Data.

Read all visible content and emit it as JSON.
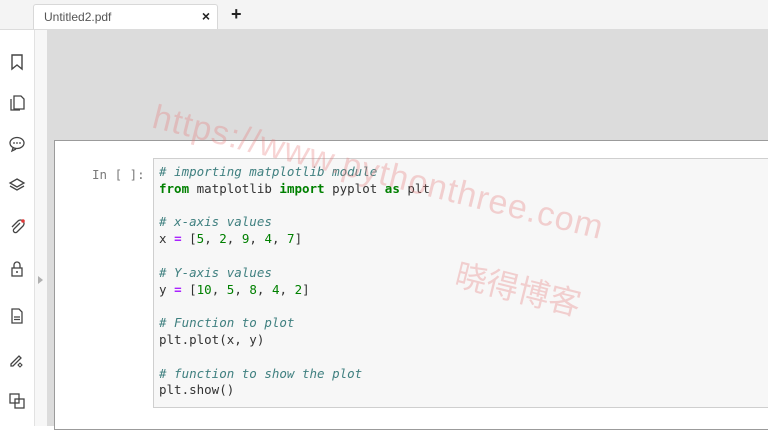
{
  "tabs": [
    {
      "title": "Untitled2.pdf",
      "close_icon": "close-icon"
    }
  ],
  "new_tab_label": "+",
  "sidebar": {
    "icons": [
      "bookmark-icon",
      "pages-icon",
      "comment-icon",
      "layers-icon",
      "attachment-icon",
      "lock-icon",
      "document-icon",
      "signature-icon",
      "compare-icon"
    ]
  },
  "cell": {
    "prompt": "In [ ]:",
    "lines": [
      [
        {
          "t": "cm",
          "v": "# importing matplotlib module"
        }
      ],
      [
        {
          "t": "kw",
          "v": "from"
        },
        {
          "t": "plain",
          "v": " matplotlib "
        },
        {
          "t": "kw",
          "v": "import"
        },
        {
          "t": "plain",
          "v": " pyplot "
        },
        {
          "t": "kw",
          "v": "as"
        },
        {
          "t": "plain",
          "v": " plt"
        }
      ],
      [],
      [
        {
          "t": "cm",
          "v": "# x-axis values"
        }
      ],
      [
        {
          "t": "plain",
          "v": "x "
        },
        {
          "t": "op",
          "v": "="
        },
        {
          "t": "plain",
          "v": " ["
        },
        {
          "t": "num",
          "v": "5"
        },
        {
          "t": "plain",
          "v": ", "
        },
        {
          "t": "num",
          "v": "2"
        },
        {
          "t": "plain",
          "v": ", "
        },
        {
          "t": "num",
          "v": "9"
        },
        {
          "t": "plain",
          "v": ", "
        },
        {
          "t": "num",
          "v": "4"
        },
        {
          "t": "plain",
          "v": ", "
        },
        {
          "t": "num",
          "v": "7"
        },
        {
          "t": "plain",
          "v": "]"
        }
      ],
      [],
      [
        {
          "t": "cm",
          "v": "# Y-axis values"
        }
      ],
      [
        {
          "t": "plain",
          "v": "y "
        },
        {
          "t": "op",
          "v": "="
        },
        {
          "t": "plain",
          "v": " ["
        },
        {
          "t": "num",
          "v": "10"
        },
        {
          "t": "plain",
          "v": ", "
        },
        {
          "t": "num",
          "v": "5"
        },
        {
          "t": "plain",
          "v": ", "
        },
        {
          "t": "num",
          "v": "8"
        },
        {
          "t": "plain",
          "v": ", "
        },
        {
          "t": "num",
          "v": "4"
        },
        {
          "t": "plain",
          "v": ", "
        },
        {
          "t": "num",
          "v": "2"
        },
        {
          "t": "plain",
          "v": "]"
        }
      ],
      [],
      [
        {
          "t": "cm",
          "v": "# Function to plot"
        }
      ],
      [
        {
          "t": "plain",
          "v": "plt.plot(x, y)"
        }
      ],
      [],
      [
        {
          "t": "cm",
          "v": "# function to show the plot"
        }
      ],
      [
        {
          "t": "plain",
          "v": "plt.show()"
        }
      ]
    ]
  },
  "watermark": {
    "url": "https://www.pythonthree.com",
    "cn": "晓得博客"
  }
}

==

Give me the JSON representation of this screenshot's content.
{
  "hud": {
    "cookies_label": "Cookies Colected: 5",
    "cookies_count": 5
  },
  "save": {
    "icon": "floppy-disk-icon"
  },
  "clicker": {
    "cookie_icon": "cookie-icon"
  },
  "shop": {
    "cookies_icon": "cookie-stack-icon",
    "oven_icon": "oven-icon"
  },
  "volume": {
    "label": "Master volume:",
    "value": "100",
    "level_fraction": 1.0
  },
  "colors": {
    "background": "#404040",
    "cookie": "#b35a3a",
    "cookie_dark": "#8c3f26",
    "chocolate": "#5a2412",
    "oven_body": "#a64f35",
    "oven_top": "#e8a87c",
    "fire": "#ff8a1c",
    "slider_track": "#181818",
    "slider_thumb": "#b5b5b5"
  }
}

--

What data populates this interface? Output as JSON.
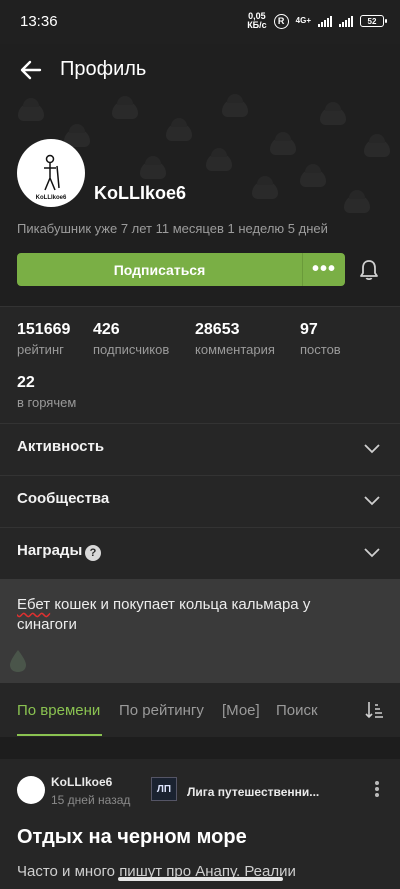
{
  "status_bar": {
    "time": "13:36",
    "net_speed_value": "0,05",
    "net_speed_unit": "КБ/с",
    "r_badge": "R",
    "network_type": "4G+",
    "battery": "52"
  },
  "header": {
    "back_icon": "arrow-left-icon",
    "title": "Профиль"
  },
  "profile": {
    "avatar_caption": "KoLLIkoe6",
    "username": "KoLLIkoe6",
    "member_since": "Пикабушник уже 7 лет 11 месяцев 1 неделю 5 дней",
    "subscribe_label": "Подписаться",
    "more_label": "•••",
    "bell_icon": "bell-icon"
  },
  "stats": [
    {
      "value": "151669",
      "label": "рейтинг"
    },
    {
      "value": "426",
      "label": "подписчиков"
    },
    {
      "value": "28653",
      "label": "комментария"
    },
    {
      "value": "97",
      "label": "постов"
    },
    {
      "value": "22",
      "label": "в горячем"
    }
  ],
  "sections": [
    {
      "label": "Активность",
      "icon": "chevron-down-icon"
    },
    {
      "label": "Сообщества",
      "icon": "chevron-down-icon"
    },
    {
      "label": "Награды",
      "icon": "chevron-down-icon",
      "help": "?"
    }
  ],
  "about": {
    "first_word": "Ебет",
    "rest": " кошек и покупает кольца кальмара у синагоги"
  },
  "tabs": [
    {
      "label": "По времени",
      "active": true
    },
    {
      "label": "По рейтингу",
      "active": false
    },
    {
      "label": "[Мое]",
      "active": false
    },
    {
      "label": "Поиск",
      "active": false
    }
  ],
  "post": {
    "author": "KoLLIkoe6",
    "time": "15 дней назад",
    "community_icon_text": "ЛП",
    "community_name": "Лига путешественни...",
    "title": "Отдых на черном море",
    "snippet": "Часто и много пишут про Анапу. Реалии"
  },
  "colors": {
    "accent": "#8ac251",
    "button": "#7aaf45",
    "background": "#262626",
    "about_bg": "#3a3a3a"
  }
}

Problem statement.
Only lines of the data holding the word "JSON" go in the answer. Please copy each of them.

Written response.
Read all visible content and emit it as JSON.
Give me the JSON representation of this screenshot's content.
What data populates this interface? Output as JSON.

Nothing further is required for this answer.